--- Working data Enclosed Below ---
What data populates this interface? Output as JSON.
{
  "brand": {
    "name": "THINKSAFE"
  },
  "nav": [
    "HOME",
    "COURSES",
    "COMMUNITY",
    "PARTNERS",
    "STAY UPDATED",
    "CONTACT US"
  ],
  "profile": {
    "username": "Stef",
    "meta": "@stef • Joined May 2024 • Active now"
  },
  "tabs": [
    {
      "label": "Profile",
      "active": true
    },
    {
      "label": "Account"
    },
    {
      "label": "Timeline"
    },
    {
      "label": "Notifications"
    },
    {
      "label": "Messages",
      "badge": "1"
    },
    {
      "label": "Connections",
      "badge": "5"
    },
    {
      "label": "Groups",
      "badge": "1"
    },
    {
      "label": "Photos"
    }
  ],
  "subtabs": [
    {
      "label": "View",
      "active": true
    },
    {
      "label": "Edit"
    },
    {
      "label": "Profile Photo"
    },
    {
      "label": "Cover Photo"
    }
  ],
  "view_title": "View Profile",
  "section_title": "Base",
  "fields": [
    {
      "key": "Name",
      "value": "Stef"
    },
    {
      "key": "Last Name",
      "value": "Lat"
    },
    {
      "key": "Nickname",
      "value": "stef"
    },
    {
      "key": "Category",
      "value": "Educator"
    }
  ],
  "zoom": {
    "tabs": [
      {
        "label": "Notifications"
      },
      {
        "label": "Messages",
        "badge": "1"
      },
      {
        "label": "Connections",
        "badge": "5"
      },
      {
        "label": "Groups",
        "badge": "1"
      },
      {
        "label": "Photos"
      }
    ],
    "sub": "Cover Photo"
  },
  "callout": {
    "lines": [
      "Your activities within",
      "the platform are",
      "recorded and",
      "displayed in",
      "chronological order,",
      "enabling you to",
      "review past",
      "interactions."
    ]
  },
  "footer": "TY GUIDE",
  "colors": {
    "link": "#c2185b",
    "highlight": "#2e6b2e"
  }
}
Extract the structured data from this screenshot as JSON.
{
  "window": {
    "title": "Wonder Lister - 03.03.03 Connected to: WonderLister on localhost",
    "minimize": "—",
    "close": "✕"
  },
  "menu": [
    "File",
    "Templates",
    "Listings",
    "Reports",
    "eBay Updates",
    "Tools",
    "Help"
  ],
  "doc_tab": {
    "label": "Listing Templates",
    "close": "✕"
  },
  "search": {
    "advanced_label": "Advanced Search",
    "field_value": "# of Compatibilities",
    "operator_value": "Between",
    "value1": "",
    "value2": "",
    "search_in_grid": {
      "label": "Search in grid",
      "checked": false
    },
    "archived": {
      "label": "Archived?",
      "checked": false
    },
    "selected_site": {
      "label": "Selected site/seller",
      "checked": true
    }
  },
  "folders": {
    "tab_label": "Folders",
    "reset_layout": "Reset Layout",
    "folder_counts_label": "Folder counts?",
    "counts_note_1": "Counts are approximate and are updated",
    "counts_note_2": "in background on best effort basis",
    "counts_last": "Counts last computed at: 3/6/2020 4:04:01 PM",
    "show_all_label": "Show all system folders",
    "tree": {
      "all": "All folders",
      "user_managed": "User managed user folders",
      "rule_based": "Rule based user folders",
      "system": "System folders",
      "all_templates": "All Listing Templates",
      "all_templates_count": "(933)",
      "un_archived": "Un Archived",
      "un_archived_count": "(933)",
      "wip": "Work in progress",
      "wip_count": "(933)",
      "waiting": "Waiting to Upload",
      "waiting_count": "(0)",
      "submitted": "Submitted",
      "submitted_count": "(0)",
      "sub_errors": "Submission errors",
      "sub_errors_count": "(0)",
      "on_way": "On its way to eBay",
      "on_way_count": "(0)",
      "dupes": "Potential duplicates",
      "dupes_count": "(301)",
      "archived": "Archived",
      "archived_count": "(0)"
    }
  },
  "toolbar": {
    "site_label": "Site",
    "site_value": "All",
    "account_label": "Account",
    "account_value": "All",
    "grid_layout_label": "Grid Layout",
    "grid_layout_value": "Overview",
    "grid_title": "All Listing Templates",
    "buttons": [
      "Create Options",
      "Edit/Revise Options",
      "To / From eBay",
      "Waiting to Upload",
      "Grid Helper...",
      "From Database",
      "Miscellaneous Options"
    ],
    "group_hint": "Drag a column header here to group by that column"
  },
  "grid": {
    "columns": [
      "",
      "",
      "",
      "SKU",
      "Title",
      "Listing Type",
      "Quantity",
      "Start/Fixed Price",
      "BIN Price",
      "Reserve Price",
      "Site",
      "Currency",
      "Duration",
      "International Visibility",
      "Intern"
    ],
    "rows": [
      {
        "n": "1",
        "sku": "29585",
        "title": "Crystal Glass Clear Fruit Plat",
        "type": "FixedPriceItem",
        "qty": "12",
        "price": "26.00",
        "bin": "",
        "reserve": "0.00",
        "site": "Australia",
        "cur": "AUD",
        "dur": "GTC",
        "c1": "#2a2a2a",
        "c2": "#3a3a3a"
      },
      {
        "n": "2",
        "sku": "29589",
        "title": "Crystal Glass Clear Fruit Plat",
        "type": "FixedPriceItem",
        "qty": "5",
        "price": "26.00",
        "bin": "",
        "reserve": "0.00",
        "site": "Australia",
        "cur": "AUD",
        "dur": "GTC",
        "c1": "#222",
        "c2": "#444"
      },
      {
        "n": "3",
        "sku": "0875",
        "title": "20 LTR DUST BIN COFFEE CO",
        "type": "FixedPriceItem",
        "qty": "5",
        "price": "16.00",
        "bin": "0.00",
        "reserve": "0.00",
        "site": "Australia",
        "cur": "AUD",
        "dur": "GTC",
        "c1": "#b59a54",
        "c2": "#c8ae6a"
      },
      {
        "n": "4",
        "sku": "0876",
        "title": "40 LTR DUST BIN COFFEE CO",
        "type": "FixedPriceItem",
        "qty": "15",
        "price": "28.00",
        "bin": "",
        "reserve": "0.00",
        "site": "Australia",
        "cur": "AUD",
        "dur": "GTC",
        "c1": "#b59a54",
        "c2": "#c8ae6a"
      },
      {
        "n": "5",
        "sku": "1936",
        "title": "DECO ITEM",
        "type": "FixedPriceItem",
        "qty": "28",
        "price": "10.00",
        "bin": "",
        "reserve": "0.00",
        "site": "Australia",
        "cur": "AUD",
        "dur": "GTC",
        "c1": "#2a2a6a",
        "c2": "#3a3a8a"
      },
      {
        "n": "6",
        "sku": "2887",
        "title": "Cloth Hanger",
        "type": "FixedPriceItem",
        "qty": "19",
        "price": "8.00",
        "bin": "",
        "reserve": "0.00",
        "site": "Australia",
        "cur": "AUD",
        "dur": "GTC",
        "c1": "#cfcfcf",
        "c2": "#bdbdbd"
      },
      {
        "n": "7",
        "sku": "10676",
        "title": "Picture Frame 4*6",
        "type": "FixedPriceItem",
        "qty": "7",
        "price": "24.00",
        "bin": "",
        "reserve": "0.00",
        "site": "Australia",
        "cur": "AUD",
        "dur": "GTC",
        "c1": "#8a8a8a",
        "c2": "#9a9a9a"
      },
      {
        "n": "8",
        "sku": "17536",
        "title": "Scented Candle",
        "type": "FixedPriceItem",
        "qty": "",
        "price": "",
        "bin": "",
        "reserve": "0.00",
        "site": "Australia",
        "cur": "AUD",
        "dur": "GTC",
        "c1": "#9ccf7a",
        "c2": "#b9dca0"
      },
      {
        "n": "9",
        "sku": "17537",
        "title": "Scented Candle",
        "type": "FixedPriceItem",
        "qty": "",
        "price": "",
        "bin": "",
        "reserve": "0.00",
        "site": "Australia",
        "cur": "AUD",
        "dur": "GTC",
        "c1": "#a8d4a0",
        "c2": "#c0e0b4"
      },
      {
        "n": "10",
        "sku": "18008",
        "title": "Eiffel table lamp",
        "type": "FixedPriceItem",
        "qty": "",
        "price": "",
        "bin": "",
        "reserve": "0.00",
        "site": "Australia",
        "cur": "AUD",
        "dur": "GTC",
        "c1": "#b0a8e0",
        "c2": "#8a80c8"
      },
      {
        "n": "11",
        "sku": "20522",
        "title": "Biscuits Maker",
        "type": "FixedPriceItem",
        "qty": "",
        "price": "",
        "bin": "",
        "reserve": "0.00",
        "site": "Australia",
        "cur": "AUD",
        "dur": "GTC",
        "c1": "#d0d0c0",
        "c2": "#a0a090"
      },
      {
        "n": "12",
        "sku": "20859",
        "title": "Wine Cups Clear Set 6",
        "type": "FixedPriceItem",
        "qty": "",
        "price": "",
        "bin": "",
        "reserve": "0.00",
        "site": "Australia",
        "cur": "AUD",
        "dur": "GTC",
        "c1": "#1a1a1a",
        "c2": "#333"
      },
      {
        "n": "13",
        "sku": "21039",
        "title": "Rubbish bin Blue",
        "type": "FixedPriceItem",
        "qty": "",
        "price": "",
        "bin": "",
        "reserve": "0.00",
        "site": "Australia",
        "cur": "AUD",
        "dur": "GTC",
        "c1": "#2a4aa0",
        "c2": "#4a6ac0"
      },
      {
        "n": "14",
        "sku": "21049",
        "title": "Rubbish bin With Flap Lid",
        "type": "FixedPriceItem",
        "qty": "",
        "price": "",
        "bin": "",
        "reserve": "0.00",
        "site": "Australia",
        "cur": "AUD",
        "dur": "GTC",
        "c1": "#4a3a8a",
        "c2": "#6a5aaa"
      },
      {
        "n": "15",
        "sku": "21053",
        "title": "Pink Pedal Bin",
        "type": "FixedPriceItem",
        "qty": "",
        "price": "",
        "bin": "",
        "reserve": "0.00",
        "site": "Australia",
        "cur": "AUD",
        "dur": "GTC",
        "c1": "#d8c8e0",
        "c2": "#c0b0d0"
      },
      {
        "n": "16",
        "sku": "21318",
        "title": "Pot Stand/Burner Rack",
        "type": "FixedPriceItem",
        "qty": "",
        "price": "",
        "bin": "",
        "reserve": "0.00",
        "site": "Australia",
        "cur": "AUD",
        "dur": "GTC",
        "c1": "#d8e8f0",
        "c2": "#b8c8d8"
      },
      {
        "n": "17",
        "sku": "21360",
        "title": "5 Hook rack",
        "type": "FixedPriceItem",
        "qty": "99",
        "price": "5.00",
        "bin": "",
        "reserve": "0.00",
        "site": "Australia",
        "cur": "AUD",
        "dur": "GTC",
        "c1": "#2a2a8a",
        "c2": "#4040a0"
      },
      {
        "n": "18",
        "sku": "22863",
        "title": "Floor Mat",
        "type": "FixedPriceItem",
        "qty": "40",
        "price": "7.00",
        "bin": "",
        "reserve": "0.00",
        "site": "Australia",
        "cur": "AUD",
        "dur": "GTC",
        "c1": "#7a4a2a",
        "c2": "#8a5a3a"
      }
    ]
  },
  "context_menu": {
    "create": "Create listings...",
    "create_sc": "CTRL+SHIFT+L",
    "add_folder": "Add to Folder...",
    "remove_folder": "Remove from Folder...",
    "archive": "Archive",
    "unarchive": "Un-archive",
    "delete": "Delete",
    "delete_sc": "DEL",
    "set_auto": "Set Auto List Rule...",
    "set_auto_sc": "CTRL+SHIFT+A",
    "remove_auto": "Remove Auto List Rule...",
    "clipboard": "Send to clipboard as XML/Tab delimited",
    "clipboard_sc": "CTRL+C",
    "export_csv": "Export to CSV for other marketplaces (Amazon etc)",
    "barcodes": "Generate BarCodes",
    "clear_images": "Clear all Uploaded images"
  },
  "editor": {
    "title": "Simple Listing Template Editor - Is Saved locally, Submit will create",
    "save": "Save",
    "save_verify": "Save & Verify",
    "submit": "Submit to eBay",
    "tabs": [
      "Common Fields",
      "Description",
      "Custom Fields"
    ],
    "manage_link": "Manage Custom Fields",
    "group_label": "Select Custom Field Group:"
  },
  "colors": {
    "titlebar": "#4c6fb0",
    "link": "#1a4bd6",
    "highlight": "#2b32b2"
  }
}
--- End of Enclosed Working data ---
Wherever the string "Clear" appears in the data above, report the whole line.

| Answer to this task |
        "title": "Crystal Glass Clear Fruit Plat",
        "title": "Crystal Glass Clear Fruit Plat",
        "title": "Wine Cups Clear Set 6",
    "clear_images": "Clear all Uploaded images"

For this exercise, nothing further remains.